Try it:
Give the number of lines in the data below where the word "name" appears, and nothing besides.

Given data:
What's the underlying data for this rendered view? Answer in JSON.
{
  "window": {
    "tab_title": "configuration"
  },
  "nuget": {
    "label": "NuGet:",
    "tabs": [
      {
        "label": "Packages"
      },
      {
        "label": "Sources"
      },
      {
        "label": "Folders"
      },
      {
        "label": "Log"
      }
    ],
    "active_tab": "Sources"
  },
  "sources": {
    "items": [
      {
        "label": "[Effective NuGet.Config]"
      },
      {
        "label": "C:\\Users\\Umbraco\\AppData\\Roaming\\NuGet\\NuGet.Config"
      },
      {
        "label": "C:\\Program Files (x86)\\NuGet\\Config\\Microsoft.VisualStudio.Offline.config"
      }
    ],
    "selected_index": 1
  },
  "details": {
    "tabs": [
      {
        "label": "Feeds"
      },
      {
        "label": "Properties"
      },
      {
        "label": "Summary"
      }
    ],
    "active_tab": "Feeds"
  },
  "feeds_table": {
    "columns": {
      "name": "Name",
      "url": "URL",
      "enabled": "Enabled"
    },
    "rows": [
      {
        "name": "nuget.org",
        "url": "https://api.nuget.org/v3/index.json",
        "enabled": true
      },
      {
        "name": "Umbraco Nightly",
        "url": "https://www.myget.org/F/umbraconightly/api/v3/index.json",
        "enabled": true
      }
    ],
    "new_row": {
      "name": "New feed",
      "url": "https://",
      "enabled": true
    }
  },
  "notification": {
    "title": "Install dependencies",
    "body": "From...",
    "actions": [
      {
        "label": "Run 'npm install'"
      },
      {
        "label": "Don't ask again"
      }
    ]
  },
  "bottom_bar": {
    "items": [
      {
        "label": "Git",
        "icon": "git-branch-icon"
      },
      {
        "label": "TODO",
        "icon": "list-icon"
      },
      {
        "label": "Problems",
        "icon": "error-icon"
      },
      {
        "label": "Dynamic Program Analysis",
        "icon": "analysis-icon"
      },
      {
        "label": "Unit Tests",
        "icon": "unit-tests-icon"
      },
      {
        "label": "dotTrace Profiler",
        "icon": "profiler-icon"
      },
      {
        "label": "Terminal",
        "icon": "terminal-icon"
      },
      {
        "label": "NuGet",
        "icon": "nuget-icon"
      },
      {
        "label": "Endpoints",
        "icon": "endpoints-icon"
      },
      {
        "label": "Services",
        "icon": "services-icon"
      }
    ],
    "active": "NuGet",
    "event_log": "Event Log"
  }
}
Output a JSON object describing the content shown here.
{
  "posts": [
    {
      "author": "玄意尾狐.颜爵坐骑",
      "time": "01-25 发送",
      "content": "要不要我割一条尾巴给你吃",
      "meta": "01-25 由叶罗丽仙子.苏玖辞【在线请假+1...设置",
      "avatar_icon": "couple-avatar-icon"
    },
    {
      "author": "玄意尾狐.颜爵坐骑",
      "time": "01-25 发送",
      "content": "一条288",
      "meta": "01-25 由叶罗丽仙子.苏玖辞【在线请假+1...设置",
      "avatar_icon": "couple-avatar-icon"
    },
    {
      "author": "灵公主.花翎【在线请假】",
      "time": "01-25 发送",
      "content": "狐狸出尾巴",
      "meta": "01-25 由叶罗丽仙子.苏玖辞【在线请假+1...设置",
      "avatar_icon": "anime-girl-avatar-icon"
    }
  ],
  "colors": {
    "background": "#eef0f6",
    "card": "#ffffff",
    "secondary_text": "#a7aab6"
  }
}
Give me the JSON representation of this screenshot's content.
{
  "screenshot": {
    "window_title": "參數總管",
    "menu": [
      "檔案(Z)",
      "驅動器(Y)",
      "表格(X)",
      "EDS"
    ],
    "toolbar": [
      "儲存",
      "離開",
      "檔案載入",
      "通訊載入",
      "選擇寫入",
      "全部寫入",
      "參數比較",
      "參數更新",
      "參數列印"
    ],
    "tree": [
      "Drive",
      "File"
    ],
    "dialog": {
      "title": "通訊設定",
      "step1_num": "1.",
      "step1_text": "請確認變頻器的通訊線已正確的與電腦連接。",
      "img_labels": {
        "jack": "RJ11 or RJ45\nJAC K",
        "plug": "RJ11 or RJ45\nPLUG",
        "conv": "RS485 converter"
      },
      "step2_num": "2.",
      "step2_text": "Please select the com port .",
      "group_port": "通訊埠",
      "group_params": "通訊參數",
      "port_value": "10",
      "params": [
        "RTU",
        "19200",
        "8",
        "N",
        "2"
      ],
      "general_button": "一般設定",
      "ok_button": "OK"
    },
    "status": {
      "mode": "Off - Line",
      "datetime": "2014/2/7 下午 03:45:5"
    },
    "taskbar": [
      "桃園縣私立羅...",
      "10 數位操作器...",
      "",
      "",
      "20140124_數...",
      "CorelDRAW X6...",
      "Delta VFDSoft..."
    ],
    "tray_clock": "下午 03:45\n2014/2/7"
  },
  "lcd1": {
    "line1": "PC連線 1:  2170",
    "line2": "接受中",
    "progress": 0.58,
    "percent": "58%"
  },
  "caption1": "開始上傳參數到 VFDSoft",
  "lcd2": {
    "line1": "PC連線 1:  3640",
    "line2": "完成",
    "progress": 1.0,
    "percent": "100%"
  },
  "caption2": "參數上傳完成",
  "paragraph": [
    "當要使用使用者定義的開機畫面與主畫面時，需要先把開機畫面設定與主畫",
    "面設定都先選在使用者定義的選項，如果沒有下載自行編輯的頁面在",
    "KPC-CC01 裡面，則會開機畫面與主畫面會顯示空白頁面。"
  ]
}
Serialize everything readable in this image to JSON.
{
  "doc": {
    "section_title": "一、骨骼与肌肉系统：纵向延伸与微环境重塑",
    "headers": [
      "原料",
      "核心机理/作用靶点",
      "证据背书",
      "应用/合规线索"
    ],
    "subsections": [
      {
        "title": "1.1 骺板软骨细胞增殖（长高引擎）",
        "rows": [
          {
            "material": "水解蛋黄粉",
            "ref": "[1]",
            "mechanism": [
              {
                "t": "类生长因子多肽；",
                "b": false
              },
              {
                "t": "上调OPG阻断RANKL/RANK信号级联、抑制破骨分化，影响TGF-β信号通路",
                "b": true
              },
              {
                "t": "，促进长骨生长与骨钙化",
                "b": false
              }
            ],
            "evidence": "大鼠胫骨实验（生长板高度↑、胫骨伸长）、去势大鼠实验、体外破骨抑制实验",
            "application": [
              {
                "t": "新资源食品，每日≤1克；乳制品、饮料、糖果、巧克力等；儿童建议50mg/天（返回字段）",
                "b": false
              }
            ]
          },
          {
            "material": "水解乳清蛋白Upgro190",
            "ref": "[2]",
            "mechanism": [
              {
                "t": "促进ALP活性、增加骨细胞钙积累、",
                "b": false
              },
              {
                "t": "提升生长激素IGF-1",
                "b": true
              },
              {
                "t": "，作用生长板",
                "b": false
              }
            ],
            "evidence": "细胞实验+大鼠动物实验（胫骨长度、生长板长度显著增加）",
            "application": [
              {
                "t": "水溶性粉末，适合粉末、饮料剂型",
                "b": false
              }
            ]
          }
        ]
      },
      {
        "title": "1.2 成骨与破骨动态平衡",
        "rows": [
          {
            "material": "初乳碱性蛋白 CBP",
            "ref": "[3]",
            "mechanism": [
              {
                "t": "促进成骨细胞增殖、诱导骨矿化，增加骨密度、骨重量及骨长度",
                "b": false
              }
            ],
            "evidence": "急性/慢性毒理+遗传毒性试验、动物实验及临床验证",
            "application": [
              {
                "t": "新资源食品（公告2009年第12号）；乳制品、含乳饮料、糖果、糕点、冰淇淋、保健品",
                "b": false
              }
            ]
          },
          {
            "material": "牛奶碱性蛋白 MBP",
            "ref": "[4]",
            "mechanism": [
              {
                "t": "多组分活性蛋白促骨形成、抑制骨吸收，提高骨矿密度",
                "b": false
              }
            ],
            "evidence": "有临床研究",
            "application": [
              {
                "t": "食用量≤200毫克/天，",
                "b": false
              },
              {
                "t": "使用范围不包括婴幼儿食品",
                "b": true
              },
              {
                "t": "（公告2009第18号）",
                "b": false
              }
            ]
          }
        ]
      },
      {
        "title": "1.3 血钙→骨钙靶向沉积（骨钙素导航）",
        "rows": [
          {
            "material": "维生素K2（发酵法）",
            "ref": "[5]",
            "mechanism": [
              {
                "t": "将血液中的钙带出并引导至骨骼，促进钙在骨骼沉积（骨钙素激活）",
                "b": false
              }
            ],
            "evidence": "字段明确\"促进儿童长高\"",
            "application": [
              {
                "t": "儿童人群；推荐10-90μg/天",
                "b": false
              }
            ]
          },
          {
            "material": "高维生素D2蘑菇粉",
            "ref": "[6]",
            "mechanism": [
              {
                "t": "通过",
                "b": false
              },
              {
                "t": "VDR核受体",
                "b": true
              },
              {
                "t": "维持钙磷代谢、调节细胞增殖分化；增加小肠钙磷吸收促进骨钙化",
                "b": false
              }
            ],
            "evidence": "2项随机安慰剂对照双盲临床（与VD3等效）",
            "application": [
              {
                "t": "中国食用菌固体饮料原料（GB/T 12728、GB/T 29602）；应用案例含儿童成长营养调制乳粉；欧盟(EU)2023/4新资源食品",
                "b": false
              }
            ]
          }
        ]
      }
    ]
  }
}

Result below:
4